For some a conventional documentary about a familiar subject; for me an insightful, exciting, and dare I say, illuminating ride through a crazy time in our nation’s history. Combining news footage with shots of bank robberies and street violence I had never seen, this film doesn’t try to romanticize or “explain” its subject, although I have a fondness for the days when people tried to overthrow the government with little more than a dream and a few automatic rifles. All of these people — whether SLA, Black Panthers, or MOVE — were doomed to be gunned down like dogs, but that’s the appeal. How thrilling it must have been to watch society come apart in such dramatic fashion. Now, we’re content to fade away with a whisper. Grand gestures, then, helped define the era. And I’ll be damned if I didn’t fall for old Patty; the rich shit turned radical who had the balls to ridicule her clueless fiancé on live television for no greater crime than, well, being a pig.



If one of the central obligations of the bio-pic is to capture a particular time and place, Bill Condon’s Kinsey succeeds wonderfully, as it brings to life an era where sexuality was forced to retreat in shame, hiding behind religion and calls for moral renewal. Not like we’d know about such things. But standing at the center is Liam Neeson as Alfred Kinsey, one of the world’s most important scientists, then and now. Neeson brilliantly captures the essential detachment of Kinsey, so that we can easily believe that despite being immersed in sex night and day, he never really gave it a second thought. His passion and lack of judgment helped us understand how we really behave in the bedroom, and the guardians of decency have resented him for it ever since. This is, despite the odds, an inspiring tale of dedication, commitment, and the common perversions that bind us all together.

Read Jonny’s full review.


Dawn of the Dead

Zombies. Exploding zombies. Zombies who can run like cheetahs and kill with even greater efficiency. Shots to the head; blood, pus, and stench-filled gore to spare. Humor, charm, and a bus surrounded by tens of thousands of the buggers.

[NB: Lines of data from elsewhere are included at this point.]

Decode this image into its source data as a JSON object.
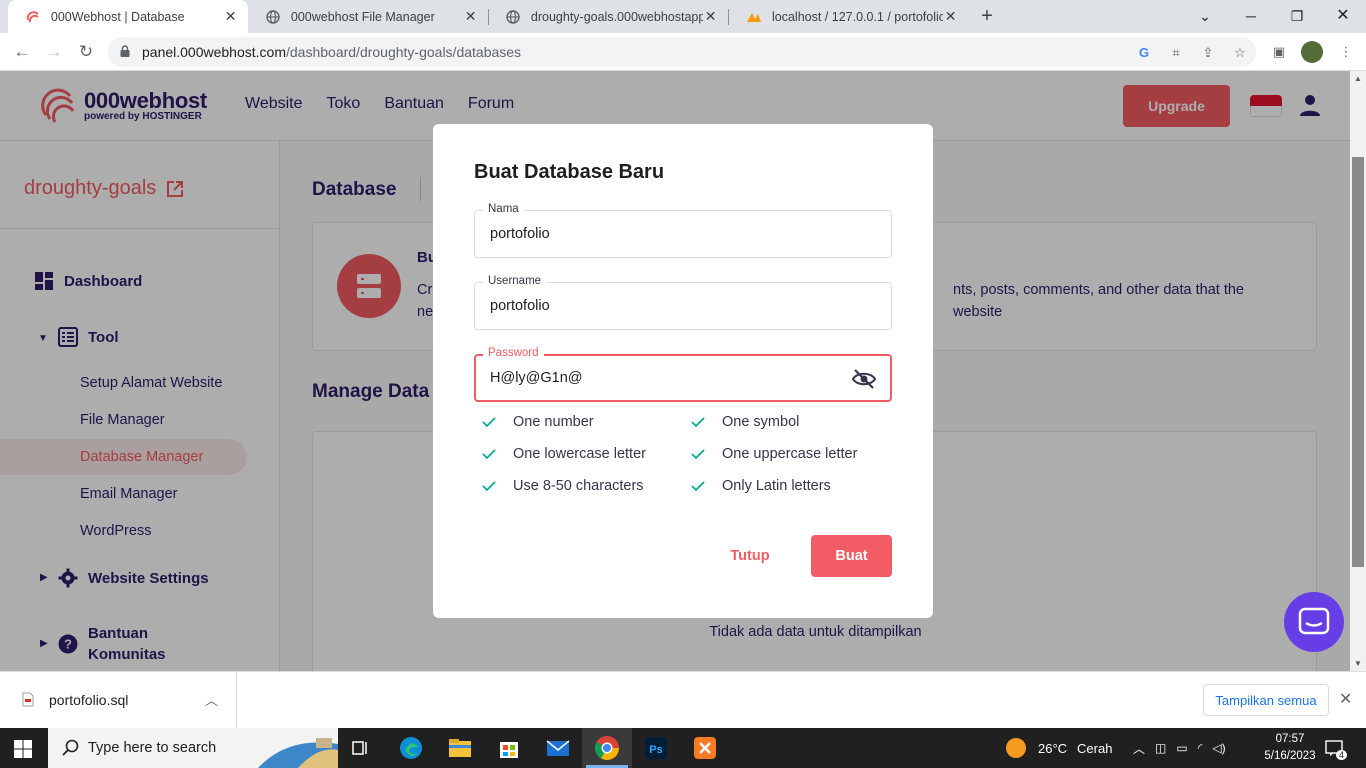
{
  "browser": {
    "tabs": [
      {
        "title": "000Webhost | Database",
        "active": true
      },
      {
        "title": "000webhost File Manager",
        "active": false
      },
      {
        "title": "droughty-goals.000webhostapp.c",
        "active": false
      },
      {
        "title": "localhost / 127.0.0.1 / portofolio |",
        "active": false
      }
    ],
    "url_host": "panel.000webhost.com",
    "url_path": "/dashboard/droughty-goals/databases"
  },
  "header": {
    "logo_main": "000webhost",
    "logo_sub": "powered by HOSTINGER",
    "nav": [
      "Website",
      "Toko",
      "Bantuan",
      "Forum"
    ],
    "upgrade_label": "Upgrade",
    "flag_colors": [
      "#e8112d",
      "#ffffff"
    ]
  },
  "sidebar": {
    "site_name": "droughty-goals",
    "items": [
      {
        "label": "Dashboard"
      },
      {
        "label": "Tool"
      },
      {
        "label": "Website Settings"
      },
      {
        "label": "Bantuan Komunitas",
        "line1": "Bantuan",
        "line2": "Komunitas"
      }
    ],
    "tool_subitems": [
      "Setup Alamat Website",
      "File Manager",
      "Database Manager",
      "Email Manager",
      "WordPress"
    ],
    "active_subitem": "Database Manager"
  },
  "main": {
    "page_title": "Database",
    "card_title": "Bu",
    "card_text_line1": "Cr",
    "card_text_line1_right": "nts, posts, comments, and other data that the website",
    "card_text_line2": "ne",
    "manage_title": "Manage Data",
    "empty_message": "Tidak ada data untuk ditampilkan"
  },
  "modal": {
    "title": "Buat Database Baru",
    "fields": {
      "name": {
        "label": "Nama",
        "value": "portofolio"
      },
      "username": {
        "label": "Username",
        "value": "portofolio"
      },
      "password": {
        "label": "Password",
        "value": "H@ly@G1n@",
        "state": "error"
      }
    },
    "requirements": [
      {
        "label": "One number",
        "met": true
      },
      {
        "label": "One symbol",
        "met": true
      },
      {
        "label": "One lowercase letter",
        "met": true
      },
      {
        "label": "One uppercase letter",
        "met": true
      },
      {
        "label": "Use 8-50 characters",
        "met": true
      },
      {
        "label": "Only Latin letters",
        "met": true
      }
    ],
    "cancel_label": "Tutup",
    "submit_label": "Buat"
  },
  "downloads": {
    "file": "portofolio.sql",
    "show_all_label": "Tampilkan semua"
  },
  "taskbar": {
    "search_placeholder": "Type here to search",
    "weather_temp": "26°C",
    "weather_text": "Cerah",
    "time": "07:57",
    "date": "5/16/2023",
    "notifications": "4"
  },
  "colors": {
    "accent": "#f25c64",
    "brand_text": "#2f1c6a",
    "chat": "#673de6",
    "check": "#00b090"
  }
}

Fuckin’-a, dude.

Read Matt Cale’s full review.

Others to Love:

The Aviator, Nobody Knows, Sideways, The Merchant of Venice, The Mother, Shaun of the Dead, Vera Drake, Monster Road, The Agronomist.

About Matt

Matt is the site’s Longest Serving Critic and chief misanthrope. He divides his time between classics of cinema and the most ridiculous movies he can find on Redbox.
Follow Matt: @mattcale52